- [Task]
In the copy, include no images, and repeat each entry precisely as written.
━━━ Information provided ━━━
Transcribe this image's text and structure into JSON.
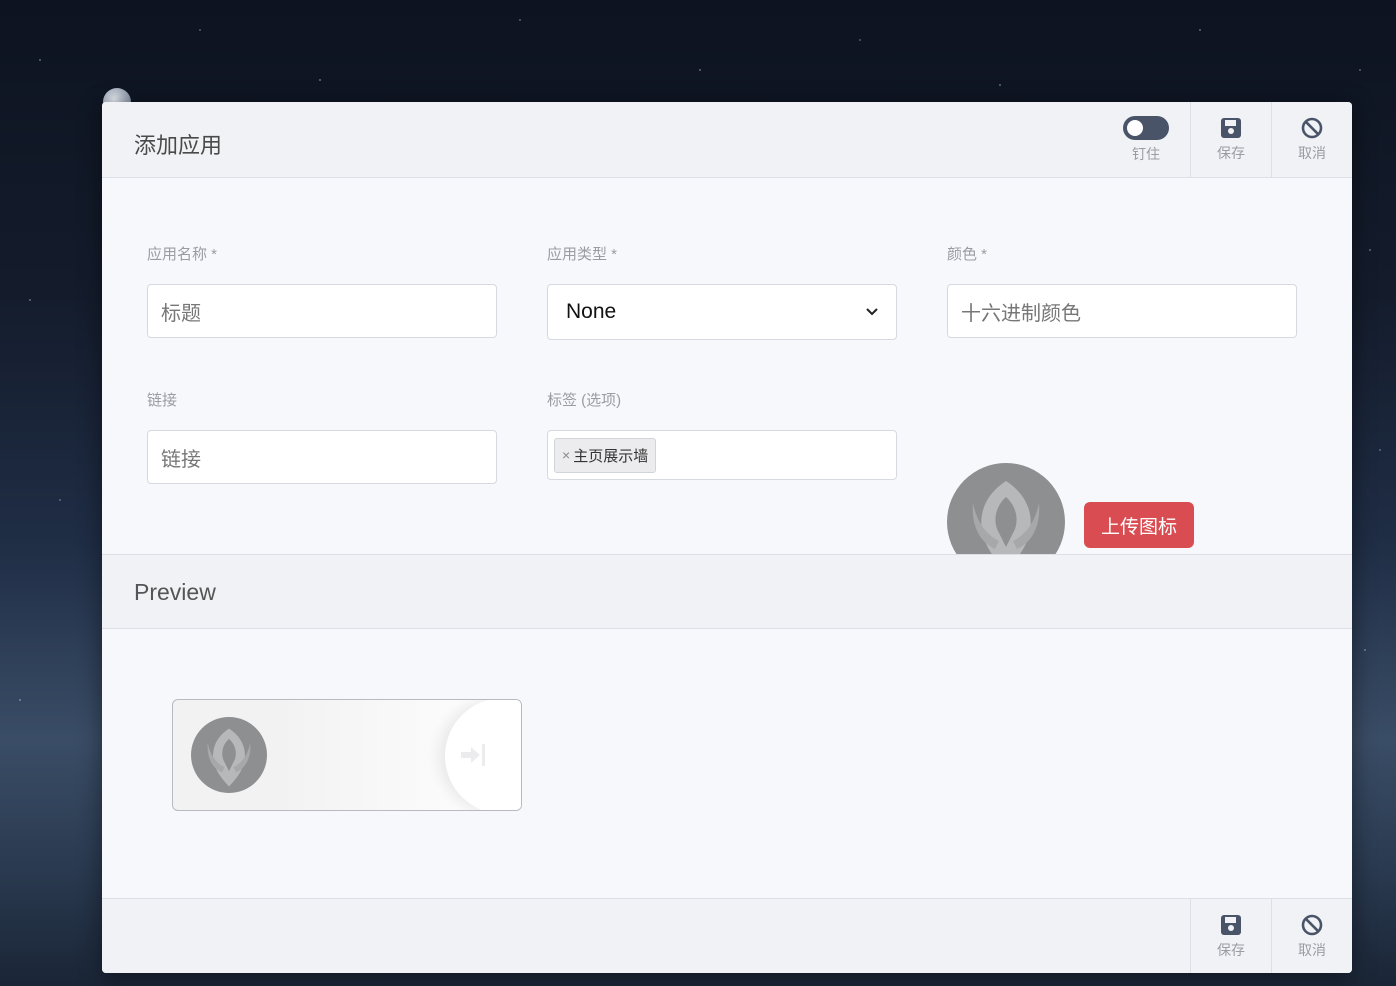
{
  "dialog": {
    "title": "添加应用",
    "pin_label": "钉住",
    "save_label": "保存",
    "cancel_label": "取消"
  },
  "form": {
    "name": {
      "label": "应用名称 *",
      "placeholder": "标题"
    },
    "type": {
      "label": "应用类型 *",
      "value": "None"
    },
    "color": {
      "label": "颜色 *",
      "placeholder": "十六进制颜色"
    },
    "link": {
      "label": "链接",
      "placeholder": "链接"
    },
    "tags": {
      "label": "标签 (选项)",
      "items": [
        "主页展示墙"
      ]
    },
    "upload_label": "上传图标"
  },
  "preview": {
    "title": "Preview"
  },
  "footer": {
    "save_label": "保存",
    "cancel_label": "取消"
  },
  "colors": {
    "upload": "#d94d52",
    "toggle": "#4a5468"
  }
}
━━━
- [Answer]
Transcribe this image's text and structure into JSON.
{
  "dialog": {
    "title": "添加应用",
    "pin_label": "钉住",
    "save_label": "保存",
    "cancel_label": "取消"
  },
  "form": {
    "name": {
      "label": "应用名称 *",
      "placeholder": "标题"
    },
    "type": {
      "label": "应用类型 *",
      "value": "None"
    },
    "color": {
      "label": "颜色 *",
      "placeholder": "十六进制颜色"
    },
    "link": {
      "label": "链接",
      "placeholder": "链接"
    },
    "tags": {
      "label": "标签 (选项)",
      "items": [
        "主页展示墙"
      ]
    },
    "upload_label": "上传图标"
  },
  "preview": {
    "title": "Preview"
  },
  "footer": {
    "save_label": "保存",
    "cancel_label": "取消"
  },
  "colors": {
    "upload": "#d94d52",
    "toggle": "#4a5468"
  }
}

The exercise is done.